### Dataset
————————

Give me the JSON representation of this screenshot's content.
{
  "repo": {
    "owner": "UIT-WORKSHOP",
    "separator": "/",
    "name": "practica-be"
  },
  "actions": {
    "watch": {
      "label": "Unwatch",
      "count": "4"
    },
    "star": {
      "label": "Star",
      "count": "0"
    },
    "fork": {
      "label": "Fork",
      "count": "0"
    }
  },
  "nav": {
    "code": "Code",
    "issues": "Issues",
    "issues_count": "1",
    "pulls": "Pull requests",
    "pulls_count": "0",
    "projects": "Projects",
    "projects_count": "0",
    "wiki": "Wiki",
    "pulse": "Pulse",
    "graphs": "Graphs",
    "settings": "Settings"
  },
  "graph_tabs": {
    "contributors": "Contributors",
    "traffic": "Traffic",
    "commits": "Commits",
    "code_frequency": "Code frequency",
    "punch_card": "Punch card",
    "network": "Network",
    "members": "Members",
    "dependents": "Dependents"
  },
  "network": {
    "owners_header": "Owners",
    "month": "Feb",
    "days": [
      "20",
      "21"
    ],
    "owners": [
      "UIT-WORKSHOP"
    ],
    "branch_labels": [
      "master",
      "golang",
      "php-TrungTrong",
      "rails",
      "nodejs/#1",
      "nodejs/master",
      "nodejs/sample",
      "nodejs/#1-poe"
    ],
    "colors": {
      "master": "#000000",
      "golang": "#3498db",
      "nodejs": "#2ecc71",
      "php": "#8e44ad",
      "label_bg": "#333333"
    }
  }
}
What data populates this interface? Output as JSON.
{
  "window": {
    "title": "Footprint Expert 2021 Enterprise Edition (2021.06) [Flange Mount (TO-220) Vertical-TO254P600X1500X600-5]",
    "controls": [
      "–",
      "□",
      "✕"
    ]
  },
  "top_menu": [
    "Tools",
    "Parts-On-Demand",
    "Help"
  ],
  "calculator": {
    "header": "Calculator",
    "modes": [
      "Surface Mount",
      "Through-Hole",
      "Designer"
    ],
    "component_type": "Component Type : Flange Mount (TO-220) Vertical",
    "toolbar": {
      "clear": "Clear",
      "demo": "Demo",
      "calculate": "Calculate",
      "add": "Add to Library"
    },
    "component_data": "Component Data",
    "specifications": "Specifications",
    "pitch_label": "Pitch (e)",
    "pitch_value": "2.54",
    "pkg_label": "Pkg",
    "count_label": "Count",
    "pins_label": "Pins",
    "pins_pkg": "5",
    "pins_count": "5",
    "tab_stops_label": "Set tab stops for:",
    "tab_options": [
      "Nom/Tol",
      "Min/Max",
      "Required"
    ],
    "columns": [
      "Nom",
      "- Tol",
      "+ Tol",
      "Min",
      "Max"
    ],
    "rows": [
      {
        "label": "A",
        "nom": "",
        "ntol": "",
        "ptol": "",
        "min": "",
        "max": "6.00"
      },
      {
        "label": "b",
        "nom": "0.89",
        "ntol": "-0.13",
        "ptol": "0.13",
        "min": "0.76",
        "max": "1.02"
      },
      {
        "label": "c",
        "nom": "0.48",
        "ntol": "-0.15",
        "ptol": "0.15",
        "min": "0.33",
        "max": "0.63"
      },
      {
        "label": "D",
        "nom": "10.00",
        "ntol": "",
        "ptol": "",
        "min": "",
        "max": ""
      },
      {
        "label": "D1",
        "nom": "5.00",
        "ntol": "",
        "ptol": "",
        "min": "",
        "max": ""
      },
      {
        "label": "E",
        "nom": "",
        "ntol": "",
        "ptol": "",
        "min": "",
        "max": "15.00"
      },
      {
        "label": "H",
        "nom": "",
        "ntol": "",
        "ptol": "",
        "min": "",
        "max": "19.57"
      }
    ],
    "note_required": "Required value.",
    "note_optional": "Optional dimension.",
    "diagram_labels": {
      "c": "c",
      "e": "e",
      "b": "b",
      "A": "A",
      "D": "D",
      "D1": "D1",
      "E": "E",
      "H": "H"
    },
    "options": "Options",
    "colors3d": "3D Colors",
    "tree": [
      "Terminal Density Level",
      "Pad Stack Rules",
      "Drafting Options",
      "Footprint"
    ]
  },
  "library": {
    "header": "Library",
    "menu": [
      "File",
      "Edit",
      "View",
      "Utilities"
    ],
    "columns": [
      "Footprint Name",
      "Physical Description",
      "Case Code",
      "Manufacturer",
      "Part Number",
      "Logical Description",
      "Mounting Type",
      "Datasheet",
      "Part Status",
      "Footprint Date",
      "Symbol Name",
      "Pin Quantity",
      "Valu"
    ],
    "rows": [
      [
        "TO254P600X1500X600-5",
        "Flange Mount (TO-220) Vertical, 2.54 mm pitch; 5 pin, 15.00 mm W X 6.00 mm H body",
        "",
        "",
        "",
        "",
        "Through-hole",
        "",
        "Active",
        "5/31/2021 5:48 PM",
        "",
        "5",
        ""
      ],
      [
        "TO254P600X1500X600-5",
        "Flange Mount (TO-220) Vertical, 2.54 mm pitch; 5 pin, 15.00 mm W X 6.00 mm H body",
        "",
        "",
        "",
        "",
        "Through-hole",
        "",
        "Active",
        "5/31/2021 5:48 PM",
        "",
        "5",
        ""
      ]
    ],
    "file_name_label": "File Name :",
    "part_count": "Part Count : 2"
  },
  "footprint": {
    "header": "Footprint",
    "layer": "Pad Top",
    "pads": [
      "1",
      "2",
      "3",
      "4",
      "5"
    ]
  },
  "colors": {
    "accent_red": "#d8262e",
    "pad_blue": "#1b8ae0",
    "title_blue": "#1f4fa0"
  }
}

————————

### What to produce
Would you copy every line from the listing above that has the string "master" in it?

### Written answer
      "master",
      "nodejs/master",
      "master": "#000000",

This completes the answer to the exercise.